|Wednesday, 31 March 2004|
What the 'small woman' has to say
Gender Dialogue by Nadira Gunatilleke
The Parliamentary General Election 2004 will be held day after tomorrow. When considering female component (52.03) in the total population in Sri Lanka it is obvious that the majority of the voters will be women. Therefore it is very important to know what Sri Lankan women really need from a Government.
According to a group of female Advanced Level students at a leading girls' school in Panadura they need a good education system that does not change with each and every Government. "We have been studying for about thirteen years and our school syllabus was changed several times within the past few years.
This is very annoying. Time to time we were being asked to do that...to do this...we hate this system", they added.
A group of female undergraduates at the University of Sri Jayawardenepura said that there is a huge difference between present university syllabuses and job market requirements. Therefore graduates do not get employment. But filling the syllabuses with trivial vocational training courses will not do any good either.
The country's education system and the economy need drastic changes that improve both university syllabuses and job market requirements. "We meant a economy that needs more and more scholars, professionals and experts, not English speaking managers without O/L qualifications!, juki machine operators, private secretaries, office assistants, tea pluckers and self-employed persons.
A young working girl attached to a private bank said that she needs an assurance of job security in the private sector. At present most of the private sector companies are cutting down their workforces. " I have been working in this bank for about five years. In one year the authorities give me different types of `tests' time to time and say that they cannot absorb me into the permanent cardre because I failed the `tests'. I am sure that I did them very well and there is no reason to fail. It is impossible to do the same thing again and again."

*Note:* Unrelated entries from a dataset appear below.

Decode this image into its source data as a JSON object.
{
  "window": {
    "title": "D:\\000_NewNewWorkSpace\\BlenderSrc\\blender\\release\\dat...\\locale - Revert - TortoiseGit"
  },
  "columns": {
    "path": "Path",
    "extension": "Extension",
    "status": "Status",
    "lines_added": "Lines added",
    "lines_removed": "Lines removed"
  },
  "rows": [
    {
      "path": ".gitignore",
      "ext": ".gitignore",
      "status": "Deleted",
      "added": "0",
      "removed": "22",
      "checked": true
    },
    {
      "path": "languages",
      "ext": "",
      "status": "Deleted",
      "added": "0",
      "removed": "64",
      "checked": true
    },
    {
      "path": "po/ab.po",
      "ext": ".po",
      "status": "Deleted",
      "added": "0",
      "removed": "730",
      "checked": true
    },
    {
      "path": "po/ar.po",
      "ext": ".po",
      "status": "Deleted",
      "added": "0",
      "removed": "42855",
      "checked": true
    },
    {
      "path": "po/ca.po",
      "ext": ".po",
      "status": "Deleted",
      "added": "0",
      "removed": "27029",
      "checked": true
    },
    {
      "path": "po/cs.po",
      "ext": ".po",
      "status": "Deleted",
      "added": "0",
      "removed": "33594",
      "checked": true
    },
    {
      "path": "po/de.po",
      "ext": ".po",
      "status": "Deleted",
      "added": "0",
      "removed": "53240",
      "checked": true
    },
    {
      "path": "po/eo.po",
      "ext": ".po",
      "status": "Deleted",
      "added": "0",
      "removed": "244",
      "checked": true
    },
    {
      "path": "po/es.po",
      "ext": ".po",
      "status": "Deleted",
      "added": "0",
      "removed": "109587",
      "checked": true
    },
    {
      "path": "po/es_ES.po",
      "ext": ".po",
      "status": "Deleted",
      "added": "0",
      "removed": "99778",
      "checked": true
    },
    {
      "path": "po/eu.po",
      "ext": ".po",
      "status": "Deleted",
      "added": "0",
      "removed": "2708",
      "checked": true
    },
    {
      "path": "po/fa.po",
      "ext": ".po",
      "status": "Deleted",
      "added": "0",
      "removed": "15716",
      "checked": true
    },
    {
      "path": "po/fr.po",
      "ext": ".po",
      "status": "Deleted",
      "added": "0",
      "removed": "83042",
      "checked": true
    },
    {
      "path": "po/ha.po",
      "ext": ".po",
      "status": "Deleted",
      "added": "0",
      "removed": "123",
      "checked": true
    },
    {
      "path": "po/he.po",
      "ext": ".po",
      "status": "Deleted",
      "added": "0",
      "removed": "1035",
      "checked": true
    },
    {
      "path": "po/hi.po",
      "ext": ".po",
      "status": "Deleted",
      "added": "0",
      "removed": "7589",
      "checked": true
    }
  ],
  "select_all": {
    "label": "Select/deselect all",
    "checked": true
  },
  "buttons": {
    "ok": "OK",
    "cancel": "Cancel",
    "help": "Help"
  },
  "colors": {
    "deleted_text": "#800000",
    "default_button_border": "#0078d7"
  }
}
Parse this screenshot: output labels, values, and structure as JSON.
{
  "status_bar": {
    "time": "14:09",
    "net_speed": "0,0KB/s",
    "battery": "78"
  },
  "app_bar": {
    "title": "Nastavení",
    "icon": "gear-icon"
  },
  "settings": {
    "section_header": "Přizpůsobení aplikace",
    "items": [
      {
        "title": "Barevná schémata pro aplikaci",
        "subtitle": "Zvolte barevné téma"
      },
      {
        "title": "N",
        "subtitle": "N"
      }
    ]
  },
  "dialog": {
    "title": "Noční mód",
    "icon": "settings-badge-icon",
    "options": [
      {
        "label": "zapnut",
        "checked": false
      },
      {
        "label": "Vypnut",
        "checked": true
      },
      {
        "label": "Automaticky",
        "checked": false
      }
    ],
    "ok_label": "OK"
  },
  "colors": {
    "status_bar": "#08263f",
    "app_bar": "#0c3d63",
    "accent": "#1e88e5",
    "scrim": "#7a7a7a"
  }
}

"When I asked how I worked in the bank for five years without any errors, the authorities have no answer to it. Some of my female colleagues got their appointments confirmed through some `unacceptable' channels. But I will not follow the same because I need justice and we need protection against this type of discrimination. It is the responsibility of the State to protect us."
A lady attached to a Government Department said that "all the politicians say that they did this...they did that..to ensure women's rights and our safety but still we cannot travel by bus without getting harassed. I have a young daughter who is doing the A/Ls and attending school and private tuition classes.
I am really worried about her safety because I have experienced all types of harassment while travelling by buses and walking alone along lonely roads. Since majority of us have no BMWs and Pajeros to transport our children I want the Government to implement a practical strategy to curb these crimes".
A pregnant working woman said that any government that comes to power should grant more relief for pregnant women and mothers who go through childbirth. At present only 84 working days are available for mothers and only two hours are given for a period of one year to breast feed infants. But this not enough to bring up a healthy child and not comfortable for the mother either.
In Sri Lanka many fathers play no role in this issue. They are left alone without over any responsibilities. Granting a considerable amount of paternity leave will make them `responsible' and will be a big relief for breast feeding mothers. "We do not have a safe place to keep our children. Existing daycare centres are very expensive and we cannot afford them or hire servants.
Those daycare centres do not look after children in a proper way and only make money. There is no acceptable standard. There is no monitoring from the Government. My head spins every time I think of what I would do after my maternity leave period. When compared with other countries the Sri Lanka's situation is very pathetic," she added.
Someone can say that those are small requirements of a few ordinary female citizens of Sri Lanka and they do not represent the majority, but it is small issues that become major crises in later times if overlooked. Therefore it is the responsibility of rulers to take care of powerless female citizens.
Produced by Lake House